This was previously reviewed on 22/05/17 as part of Cannes Film Festival.
Austere, 75-year-old auteur Michael Haneke might not seem the most obvious choice to comment on the current landscape of live streaming and democratic video, but he proves himself a master of all forms of visual storytelling with his latest bitterly funny film Happy End.
Following his innovative use of CCTV and home video in Hidden, 12 years ago, he adapts to this modern age without judgment or condescension. The film opens with a live video shot by Eve (Harduin) of her mother getting ready for bed, and in his hands it’s simply a realistic way to tell the young girl’s story. Text messages flicking over a vertical video screen may disgust purists, but they are inarguably effective at conveying her emotions and relationship with her mother.
It’s remarkable how many of our conversations nowadays happen on screens rather than face to face or on the phone. Haneke seamlessly adapts to this new form of dialogue, remaining faithful to real life without any hint of gimmickry.
And it’s a fascinating story at that, filled with a rich cast of characters who are played by a brilliant ensemble cast. If no one quite steals the show it’s testament to Haneke’s emotionally intelligent script that lends sympathy and interest to every facet of this unusual family unit.

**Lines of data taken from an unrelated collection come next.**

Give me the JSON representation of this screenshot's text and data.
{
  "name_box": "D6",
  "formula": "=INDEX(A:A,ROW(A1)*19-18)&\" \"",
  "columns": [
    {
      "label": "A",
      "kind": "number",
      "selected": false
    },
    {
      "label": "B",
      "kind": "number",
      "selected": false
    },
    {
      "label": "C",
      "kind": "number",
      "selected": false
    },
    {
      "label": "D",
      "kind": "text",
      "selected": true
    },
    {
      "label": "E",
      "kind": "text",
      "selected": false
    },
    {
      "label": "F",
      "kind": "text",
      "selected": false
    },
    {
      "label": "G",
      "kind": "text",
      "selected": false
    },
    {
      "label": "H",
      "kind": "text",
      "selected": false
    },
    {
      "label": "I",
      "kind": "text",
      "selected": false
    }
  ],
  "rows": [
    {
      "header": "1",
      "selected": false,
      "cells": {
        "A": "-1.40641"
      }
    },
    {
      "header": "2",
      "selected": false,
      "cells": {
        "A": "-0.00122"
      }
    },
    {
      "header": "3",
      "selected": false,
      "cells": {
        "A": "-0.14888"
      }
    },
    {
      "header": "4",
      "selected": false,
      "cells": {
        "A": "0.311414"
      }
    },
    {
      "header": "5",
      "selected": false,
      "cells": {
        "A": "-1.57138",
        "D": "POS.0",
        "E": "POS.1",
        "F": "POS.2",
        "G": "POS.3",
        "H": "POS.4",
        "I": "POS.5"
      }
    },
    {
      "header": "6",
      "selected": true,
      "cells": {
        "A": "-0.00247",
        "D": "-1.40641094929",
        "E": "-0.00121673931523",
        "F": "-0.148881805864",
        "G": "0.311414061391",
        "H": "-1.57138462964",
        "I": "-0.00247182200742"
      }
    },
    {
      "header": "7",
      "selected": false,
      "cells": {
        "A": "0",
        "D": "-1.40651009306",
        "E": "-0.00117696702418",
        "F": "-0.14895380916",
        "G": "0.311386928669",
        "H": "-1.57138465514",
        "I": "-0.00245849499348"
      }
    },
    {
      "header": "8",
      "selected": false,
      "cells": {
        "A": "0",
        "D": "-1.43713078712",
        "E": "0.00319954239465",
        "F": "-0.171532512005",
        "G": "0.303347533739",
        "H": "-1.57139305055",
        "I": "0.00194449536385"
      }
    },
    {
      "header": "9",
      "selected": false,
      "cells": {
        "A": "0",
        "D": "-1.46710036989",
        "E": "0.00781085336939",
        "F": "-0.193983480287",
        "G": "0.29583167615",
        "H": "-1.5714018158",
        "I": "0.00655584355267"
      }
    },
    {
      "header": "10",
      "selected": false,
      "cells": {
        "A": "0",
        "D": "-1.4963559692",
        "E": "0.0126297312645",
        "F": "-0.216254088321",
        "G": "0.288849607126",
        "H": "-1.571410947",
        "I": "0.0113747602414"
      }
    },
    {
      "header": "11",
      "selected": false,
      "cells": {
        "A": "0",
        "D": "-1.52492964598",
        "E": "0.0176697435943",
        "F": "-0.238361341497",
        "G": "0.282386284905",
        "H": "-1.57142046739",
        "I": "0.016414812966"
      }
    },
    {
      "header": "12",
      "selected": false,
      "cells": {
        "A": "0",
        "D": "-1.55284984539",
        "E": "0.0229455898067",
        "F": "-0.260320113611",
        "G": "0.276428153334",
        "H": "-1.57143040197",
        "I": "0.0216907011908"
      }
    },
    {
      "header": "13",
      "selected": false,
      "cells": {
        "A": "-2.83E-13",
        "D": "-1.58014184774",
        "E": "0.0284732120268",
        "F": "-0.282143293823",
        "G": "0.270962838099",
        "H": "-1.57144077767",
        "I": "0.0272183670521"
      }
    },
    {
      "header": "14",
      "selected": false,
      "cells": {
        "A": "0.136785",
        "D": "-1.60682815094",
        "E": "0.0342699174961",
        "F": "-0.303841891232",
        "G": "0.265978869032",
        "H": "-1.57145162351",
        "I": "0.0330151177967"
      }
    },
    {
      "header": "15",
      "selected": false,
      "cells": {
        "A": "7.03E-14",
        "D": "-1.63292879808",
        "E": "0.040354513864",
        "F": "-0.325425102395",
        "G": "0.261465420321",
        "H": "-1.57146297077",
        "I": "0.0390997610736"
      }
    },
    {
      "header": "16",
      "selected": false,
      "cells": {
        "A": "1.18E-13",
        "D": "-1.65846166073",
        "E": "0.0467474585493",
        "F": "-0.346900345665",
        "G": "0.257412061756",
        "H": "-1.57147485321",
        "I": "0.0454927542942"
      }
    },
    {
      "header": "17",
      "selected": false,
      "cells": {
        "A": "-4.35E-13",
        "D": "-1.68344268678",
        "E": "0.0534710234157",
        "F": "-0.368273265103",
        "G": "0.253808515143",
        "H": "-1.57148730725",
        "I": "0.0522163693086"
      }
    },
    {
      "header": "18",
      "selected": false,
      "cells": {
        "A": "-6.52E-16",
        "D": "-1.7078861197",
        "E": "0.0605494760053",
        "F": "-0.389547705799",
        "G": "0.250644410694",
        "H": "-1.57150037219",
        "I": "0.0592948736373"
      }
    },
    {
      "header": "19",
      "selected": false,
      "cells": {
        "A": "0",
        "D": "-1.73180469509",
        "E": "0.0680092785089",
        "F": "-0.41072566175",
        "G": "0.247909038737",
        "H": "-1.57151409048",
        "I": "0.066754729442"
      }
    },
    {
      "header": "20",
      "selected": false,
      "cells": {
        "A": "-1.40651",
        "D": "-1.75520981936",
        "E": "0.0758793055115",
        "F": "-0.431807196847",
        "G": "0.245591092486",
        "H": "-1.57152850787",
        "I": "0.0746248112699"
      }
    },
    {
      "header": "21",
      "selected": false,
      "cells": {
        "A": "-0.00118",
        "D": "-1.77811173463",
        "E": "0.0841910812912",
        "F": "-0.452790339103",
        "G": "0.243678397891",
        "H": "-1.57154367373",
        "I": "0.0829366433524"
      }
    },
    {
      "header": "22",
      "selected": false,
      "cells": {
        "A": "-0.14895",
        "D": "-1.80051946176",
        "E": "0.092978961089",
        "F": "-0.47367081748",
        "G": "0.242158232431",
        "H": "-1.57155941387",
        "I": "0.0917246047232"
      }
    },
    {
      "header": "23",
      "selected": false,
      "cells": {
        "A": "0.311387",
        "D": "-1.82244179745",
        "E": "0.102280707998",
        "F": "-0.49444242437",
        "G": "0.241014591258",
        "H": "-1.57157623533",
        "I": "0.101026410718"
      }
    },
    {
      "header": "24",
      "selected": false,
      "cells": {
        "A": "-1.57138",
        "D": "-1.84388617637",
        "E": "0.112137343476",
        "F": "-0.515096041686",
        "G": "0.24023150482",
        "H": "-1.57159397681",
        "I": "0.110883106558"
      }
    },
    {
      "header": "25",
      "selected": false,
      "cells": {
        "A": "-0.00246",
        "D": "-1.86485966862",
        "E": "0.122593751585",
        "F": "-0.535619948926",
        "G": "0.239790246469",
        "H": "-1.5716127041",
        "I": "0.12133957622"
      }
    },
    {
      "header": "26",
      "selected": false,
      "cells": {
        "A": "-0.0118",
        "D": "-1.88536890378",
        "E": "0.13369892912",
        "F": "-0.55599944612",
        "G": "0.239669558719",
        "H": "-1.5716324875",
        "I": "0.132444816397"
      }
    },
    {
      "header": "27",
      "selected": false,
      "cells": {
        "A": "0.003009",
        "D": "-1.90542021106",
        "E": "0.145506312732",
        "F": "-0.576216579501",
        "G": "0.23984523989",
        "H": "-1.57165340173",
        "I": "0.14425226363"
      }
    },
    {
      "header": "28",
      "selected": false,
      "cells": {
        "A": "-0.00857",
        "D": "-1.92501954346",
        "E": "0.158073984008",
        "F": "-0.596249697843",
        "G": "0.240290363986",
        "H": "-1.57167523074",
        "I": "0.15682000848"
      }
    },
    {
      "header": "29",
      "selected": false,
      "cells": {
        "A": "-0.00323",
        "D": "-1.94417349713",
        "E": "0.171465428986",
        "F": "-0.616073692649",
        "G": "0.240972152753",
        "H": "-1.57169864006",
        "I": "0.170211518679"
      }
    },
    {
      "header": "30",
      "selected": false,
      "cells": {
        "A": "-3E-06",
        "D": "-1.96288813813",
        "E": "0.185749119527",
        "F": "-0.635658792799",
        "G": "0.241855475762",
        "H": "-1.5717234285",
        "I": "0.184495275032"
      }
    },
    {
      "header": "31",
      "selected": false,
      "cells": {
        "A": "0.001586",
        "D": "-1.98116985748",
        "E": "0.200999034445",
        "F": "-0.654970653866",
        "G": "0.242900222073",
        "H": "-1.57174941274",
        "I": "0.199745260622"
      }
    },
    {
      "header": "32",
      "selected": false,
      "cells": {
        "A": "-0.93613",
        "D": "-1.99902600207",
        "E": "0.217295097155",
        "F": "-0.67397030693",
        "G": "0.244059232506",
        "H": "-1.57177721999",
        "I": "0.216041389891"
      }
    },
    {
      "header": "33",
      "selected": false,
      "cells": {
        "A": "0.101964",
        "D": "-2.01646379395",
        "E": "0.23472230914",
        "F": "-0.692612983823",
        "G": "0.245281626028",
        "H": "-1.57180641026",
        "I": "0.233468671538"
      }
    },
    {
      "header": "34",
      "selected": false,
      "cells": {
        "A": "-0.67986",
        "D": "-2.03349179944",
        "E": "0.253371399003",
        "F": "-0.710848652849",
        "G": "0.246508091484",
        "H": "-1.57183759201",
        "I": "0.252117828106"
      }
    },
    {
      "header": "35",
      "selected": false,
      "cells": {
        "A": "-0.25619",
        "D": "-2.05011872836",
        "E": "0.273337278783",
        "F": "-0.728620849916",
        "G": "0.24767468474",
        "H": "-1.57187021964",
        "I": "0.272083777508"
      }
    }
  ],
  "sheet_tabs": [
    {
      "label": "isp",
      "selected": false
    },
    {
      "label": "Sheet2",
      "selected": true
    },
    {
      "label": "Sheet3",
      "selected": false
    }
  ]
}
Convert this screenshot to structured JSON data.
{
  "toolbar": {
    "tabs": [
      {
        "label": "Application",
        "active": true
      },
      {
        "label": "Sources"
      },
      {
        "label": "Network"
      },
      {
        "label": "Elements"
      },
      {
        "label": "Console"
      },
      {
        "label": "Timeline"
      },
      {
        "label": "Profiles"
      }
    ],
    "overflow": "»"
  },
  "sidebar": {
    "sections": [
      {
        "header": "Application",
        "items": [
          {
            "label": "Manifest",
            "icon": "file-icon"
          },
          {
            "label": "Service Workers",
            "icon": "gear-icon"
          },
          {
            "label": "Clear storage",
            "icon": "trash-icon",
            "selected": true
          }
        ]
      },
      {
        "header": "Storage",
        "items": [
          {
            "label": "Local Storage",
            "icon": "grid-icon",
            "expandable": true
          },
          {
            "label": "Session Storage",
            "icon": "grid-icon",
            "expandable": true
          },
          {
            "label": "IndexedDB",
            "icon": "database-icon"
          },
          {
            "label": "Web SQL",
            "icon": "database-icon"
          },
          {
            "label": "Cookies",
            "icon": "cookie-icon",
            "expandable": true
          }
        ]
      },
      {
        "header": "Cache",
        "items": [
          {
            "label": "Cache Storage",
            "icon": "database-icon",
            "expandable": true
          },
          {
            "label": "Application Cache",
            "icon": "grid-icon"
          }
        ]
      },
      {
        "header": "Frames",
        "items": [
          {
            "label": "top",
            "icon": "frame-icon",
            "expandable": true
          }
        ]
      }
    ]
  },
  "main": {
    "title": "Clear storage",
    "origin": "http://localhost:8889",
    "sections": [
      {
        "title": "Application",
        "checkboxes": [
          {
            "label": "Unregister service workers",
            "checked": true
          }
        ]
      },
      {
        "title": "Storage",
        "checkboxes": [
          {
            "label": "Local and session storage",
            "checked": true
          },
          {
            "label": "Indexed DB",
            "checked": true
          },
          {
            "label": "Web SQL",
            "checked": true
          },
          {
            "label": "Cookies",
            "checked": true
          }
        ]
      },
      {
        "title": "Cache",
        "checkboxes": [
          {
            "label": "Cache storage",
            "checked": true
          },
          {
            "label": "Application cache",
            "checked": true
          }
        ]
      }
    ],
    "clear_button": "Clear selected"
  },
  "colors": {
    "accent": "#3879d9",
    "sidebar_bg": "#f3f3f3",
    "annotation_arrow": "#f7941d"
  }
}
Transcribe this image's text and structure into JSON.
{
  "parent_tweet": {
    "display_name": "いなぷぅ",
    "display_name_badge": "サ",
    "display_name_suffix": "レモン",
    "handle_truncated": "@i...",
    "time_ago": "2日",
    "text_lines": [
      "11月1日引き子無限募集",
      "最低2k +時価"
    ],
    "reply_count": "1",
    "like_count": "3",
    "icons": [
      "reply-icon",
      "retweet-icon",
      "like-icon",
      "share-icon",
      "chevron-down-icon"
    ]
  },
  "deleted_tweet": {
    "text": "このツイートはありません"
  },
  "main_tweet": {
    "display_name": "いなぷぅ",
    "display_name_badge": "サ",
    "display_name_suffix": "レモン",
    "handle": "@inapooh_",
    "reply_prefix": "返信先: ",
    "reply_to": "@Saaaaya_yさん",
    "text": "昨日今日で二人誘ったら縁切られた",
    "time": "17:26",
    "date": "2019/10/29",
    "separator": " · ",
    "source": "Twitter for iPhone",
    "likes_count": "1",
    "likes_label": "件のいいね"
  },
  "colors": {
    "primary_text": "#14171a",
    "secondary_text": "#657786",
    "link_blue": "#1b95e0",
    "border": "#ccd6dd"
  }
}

Trintignant is droll and profound as the family patriarch, Kassovitz is sharp and slippery as lovelorn doctor Thomas, Rogowski (and his amazing karaoke scene) is thrilling to watch as the alcoholic Pierre, and Huppert ties everything together with a strong, spirited performance.
Haneke is incapable of shooting a dull scene, and the debates his work prompts are always intriguing. Happy End is no different, offering a complex examination of how we live and end our lives – including the most outrageous final shot in the last decade.
CAST: Isabelle Huppert, Toby Jones, Mathieu Kassovitz, Jean-Louis Trintignant, Franz Rogowski
DIRECTOR: Michael Haneke
WRITER: Michael Haneke
SYNOPSIS: A drama about a family in Calais with the European refugee crisis as the backdrop.